App and web page records:
☆ ☆ ☆

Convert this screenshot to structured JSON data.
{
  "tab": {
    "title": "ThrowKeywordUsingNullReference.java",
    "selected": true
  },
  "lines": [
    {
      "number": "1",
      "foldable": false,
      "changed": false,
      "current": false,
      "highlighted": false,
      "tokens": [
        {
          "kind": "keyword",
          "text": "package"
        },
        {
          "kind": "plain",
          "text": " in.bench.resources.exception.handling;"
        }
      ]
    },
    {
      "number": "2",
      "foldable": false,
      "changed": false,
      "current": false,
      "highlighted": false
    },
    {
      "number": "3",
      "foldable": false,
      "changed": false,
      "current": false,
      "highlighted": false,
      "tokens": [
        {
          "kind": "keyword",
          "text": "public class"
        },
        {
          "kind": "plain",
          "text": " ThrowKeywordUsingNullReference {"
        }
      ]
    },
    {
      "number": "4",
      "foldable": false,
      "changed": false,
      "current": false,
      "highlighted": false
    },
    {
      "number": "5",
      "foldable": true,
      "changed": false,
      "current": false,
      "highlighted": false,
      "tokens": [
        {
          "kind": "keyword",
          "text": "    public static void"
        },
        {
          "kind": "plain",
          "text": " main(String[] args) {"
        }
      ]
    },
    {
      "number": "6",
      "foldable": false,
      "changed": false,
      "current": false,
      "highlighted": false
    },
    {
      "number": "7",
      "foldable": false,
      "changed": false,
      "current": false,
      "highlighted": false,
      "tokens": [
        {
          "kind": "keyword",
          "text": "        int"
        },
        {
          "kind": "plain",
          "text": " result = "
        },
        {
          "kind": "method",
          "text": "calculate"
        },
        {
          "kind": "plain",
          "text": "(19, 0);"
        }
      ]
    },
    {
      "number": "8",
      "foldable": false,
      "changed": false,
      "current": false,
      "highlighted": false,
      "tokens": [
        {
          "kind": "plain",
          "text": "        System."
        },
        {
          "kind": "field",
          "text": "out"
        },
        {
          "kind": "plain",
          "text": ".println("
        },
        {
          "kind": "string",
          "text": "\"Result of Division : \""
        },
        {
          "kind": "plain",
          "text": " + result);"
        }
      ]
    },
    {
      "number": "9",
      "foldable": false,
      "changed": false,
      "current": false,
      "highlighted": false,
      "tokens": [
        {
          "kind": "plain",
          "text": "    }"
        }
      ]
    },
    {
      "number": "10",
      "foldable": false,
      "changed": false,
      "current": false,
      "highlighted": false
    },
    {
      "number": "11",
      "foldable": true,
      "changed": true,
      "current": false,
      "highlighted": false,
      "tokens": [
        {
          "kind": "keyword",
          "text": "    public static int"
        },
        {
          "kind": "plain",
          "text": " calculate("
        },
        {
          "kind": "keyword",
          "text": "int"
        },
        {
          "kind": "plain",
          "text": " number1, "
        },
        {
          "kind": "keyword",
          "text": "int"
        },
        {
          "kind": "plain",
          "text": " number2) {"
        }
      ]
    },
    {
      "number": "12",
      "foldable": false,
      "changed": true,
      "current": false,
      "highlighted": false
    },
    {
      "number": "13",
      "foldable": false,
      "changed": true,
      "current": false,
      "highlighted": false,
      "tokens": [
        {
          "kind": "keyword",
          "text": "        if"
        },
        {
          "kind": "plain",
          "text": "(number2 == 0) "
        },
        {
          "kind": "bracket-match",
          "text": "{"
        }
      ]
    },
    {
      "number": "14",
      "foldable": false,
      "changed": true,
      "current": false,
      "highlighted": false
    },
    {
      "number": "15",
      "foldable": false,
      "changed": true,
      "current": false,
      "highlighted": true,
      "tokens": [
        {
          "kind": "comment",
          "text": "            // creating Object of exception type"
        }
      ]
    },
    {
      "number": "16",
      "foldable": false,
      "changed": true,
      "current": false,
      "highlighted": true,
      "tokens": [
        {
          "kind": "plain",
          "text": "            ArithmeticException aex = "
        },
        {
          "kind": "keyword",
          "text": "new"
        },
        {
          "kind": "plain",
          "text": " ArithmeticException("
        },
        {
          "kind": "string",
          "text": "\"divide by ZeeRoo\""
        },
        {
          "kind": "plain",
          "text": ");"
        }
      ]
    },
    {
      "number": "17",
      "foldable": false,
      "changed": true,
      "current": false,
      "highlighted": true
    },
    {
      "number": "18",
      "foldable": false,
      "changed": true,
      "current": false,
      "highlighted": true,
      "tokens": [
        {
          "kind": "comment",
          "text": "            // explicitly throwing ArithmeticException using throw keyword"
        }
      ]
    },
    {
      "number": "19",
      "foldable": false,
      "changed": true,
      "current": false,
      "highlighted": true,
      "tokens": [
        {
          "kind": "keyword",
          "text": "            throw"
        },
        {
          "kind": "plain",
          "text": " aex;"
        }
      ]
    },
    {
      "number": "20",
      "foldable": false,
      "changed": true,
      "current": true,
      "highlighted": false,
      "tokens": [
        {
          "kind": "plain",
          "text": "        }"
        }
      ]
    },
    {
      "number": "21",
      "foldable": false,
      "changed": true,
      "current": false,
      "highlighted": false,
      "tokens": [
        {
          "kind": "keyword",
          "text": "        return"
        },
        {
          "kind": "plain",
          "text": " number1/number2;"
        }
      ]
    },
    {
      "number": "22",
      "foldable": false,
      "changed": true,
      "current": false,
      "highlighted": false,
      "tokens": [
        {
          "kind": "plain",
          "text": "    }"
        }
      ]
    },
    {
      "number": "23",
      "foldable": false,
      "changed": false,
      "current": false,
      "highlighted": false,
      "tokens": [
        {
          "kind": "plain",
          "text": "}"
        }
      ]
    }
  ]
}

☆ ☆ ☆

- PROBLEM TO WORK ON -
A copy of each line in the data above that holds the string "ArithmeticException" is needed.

- RESPONSE AREA -
          "text": "            ArithmeticException aex = "
          "text": " ArithmeticException("
          "text": "            // explicitly throwing ArithmeticException using throw keyword"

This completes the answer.